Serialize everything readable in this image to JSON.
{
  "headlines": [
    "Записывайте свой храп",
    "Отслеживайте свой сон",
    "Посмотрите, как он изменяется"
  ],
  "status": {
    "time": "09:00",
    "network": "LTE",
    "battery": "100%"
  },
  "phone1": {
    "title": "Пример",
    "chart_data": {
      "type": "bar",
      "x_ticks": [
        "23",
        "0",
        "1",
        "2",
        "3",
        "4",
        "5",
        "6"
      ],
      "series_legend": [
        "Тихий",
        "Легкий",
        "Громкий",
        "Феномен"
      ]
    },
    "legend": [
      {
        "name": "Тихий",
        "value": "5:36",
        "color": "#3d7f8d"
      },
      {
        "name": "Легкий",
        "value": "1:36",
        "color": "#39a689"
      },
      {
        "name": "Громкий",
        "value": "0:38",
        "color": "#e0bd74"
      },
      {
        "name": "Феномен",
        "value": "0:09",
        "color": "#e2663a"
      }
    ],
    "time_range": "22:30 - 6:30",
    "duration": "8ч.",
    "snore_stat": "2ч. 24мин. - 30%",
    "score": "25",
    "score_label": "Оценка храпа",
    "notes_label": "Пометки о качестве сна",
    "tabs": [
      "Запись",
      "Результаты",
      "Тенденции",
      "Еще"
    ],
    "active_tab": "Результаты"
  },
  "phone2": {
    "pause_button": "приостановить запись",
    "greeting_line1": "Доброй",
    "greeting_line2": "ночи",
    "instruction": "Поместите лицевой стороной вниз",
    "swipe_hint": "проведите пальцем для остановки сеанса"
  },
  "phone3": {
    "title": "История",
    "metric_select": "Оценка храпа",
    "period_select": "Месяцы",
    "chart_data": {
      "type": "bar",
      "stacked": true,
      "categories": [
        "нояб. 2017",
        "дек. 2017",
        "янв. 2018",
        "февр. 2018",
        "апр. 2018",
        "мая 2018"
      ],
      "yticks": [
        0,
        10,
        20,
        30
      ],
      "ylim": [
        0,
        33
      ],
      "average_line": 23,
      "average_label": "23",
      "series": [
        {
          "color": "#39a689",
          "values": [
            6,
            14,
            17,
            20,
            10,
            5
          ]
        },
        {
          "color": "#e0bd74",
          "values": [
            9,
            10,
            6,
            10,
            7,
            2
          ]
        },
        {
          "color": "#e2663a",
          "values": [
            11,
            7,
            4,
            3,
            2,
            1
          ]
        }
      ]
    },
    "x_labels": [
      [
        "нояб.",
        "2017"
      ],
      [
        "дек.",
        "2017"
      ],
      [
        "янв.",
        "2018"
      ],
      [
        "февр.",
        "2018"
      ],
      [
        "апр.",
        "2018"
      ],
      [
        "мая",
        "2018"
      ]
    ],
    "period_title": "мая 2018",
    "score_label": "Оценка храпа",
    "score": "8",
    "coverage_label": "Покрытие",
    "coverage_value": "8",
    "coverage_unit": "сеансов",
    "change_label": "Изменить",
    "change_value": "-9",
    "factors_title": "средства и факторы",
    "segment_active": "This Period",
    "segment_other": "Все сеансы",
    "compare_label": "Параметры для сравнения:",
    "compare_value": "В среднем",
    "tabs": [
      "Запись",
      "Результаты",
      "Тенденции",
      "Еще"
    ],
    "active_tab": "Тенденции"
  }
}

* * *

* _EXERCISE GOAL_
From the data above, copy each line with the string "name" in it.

* _OUTPUT_
        "name": "Тихий",
        "name": "Легкий",
        "name": "Громкий",
        "name": "Феномен",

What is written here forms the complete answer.